    I had never heard the names of Louis Zamperini and Russel Allen Phillips until my pastor gave me a book, “Unbroken: A World War II Story of Survival, Resilience, and Redemption,” by author Laura Hillenbrand, who wrote, “Seabiscuit: An American Legend” a few years ago.

    July 11, 2014

  • The tales of Dr. Robert E. Pennington

    When Dr. H. V. Pennington began to practice medicine in Laurel County times were hard and medical methods were primitive, compared to today. 

    July 11, 2014

  • Where did that red truck go?

     We were sitting out on the front porch last Saturday afternoon when a  big, red, late- model pick up whizzed by on Charlie Brown.  It looked like there was a man driving and a woman riding shotgun  

    July 7, 2014

  • A change for Pace

    Let me tell you a little about my friend Candice Pace. We were sitting in the fountain square the other day and she was telling me about how she had driven to Pikeville, where she’s from, to visit with her mom. Along the way, deep in McCreary County, she passed three turtles that were crossing the road.Let me tell you a little about my friend Candice Pace. We were sitting in the fountain square the other day and she was telling me about how she had driven to Pikeville, where she’s from, to visit with her mom. Along the way, deep in McCreary County, she passed three turtles that were crossing the road.

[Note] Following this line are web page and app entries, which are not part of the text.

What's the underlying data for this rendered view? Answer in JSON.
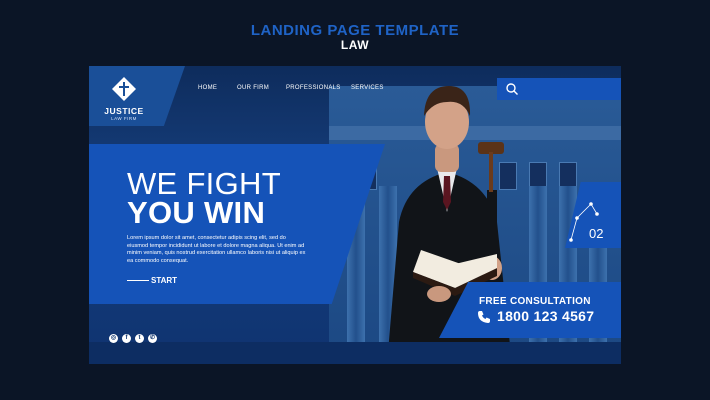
{
  "header": {
    "title": "LANDING PAGE TEMPLATE",
    "subtitle": "LAW"
  },
  "logo": {
    "name": "JUSTICE",
    "tagline": "LAW FIRM"
  },
  "nav": {
    "items": [
      {
        "label": "HOME"
      },
      {
        "label": "OUR FIRM"
      },
      {
        "label": "PROFESSIONALS"
      },
      {
        "label": "SERVICES"
      }
    ]
  },
  "hero": {
    "line1": "WE FIGHT",
    "line2": "YOU WIN",
    "body": "Lorem ipsum dolor sit amet, consectetur adipis scing elit, sed do eiusmod tempor incididunt ut labore et dolore magna aliqua. Ut enim ad minim veniam, quis nostrud exercitation ullamco laboris nisi ut aliquip ex ea commodo consequat.",
    "cta": "START"
  },
  "badge": {
    "number": "02"
  },
  "consultation": {
    "title": "FREE CONSULTATION",
    "phone": "1800 123 4567"
  },
  "social": {
    "icons": [
      "instagram-icon",
      "facebook-icon",
      "twitter-icon",
      "whatsapp-icon"
    ]
  },
  "colors": {
    "accent": "#1553b8",
    "background": "#0b1526",
    "header_title": "#1f63c6"
  }
}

    July 7, 2014

Facebook
AP Video
Traditional African Dishes Teach Healthy Eating The Carbon Trap: US Exports Global Warming 13 Struck by Lightning on Calif. Beach Baseball Hall of Famers Inducted Israel, Hamas Trade Fire Despite Truce in Gaza Italy's Nibali Set to Win First Tour De France Raw: Shipwrecked Concordia Completes Last Voyage Raw: Sea Turtle Hatchlings Emerge From Nest Raw: Massive Dust Storm Covers Phoenix 12-hour Cease-fire in Gaza Fighting Begins Raw: Bolivian Dancers Attempt to Break Record Raw: Israel, Palestine Supporters Rally in US Raw: Air Algerie Flight 5017 Wreckage Virginia Governor Tours Tornado Aftermath Judge Faces Heat Over Offer to Help Migrant Kids Kangaroo Goes Missing in Oklahoma More M17 Bodies Return, Sanctions on Russia Grow Raw: Deadly Tornado Hits Virginia Campground Ohio State Marching Band Chief Fired After Probe Raw: Big Rig Stuck in Illinois Swamp
Hyperlocal Search
Premier Guide
Find a business

Walking Fingers
Maps, Menus, Store hours, Coupons, and more...
Premier Guide
Poll

Now that school is out, what are your family’s summer vacation plans?

A. No major plans. We will probably hang out around Laurel County.
B. Going to the beach!
C. Kentucky has a lot of wonderful state parks, and we plan to visit a few and enjoy quality family time.
     View Results